A couple of years ago when I was still a graduate student in NUS, I used to have regular drinks with my good friend Andreas Keil. Those were evenings well-spent as we exchanged lots of views over lots of topics.

One evening over a couple of Tigers, Andreas ranted about solving some cool problems posted in the internet, using a language called Python (that was the first time I heard of it) Thus I was introduced to Project Euler (named after Leonhard Euler (pronounced as “Oiler”). When trying to solve these problems, I soon discovered the limits of my knowledge in R and also some areas of mathematics. This provided a great stimulus to try to cover existing gaps, and to learn some new stuff as well. I think the questions are great exercises when one is learning a particular programming language, as it breaks the monotony of typical textbook problems and pushes one’s skills to the limits.

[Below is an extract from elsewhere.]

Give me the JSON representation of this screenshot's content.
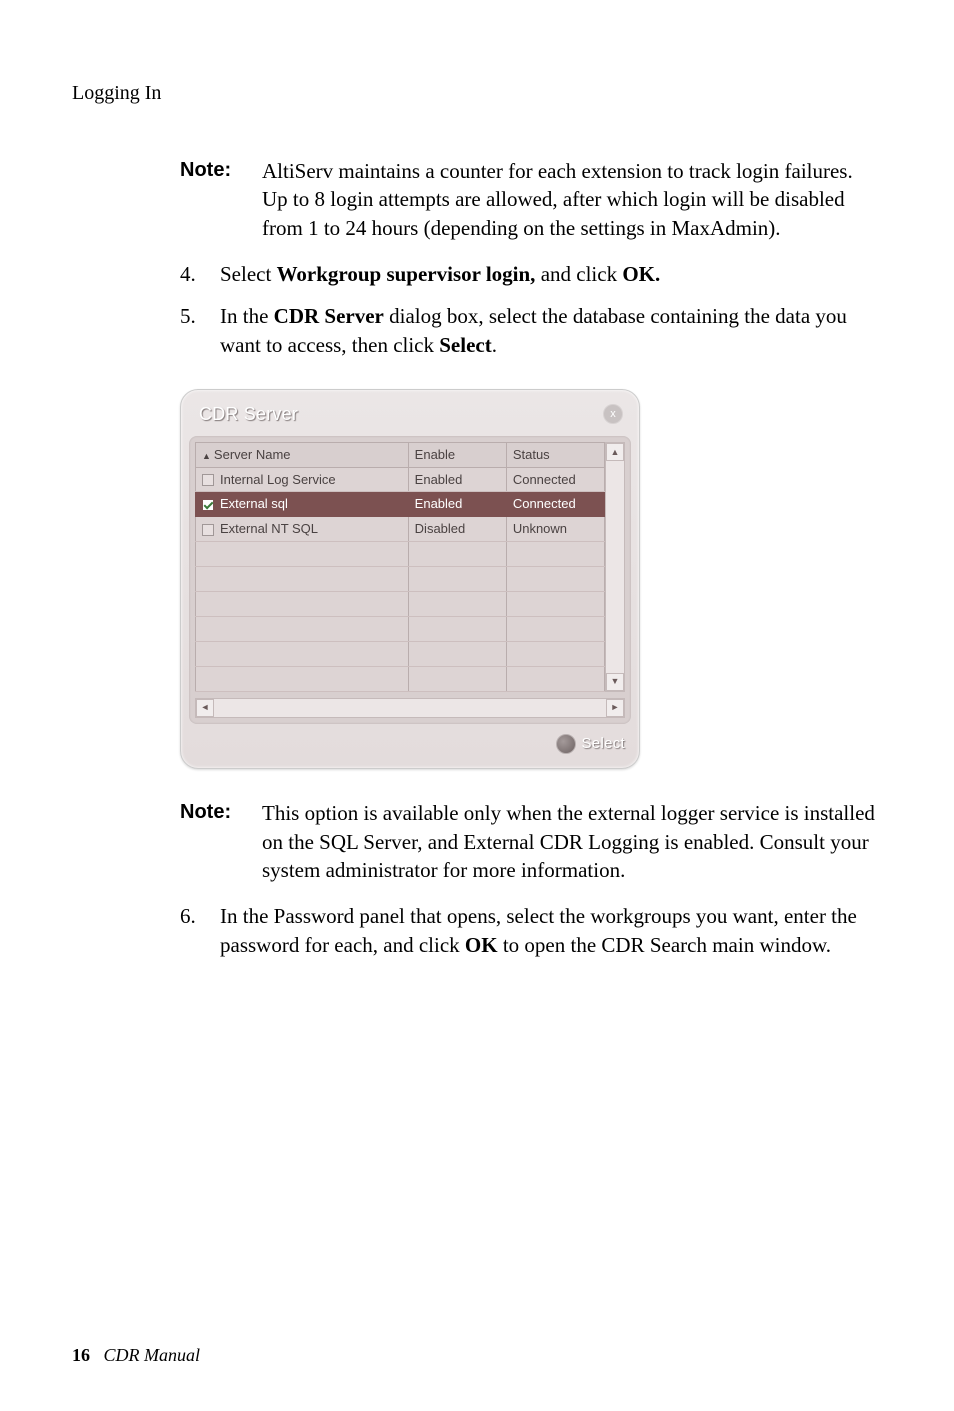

Here’s a picture of Leonhard Euler. This is the man who gave us the wonderful Famous Five equation: , which relates five of the most important constants in mathematics.

### Like this:

Like Loading...

*Related*

## About Tsung Fei

A teacher, researcher in the bioinformatics division at the University of Malaya

Dr. Kang,

I have registered for project euler website that u linked.

I tried to solve some questions given but none of them are successful …hahahaha..

surely i find it is very interesting! and very curious to know the answer =D

do i have to know some R language programming to solve them?

hope u can share =)

Hi Norain,

You can use any language you like. Generally, the are two types of people working on project euler problems. The first type are problem junkies who probably have mastered a particular language, and just want to test their math and programming skills. The second type are people who use the problems to stimulate the learning of a previously unknown language (you set goals and you want to achieve them). So if you wish to learn R, you can read up the basics of R, and then try solving the problem. If you succeed, usually you have learned something.

Dr. Khang,

firstly sorry bcoz misspell your name..(typo error).. =)

thanks for your info..

currently i’m working on understanding the R language..

a bit same like C++ but R more towards mathematics..

but the Project Euler Questions surely a tricky Qusetions for me..

feel like dizzy to calculate it manually..hehe..

so question 1 (sort by ascending difficulty) is still in progress..

i’m not really master on maths but i love study add maths since high school..

hope u can support and teach me more.. =D

thanks Dr. Khang…

really appreciate it!

Hi Norain,

The fun is in finding out things on your own. If you get stuck, you can always look up for some references in the internet, or some suitable books.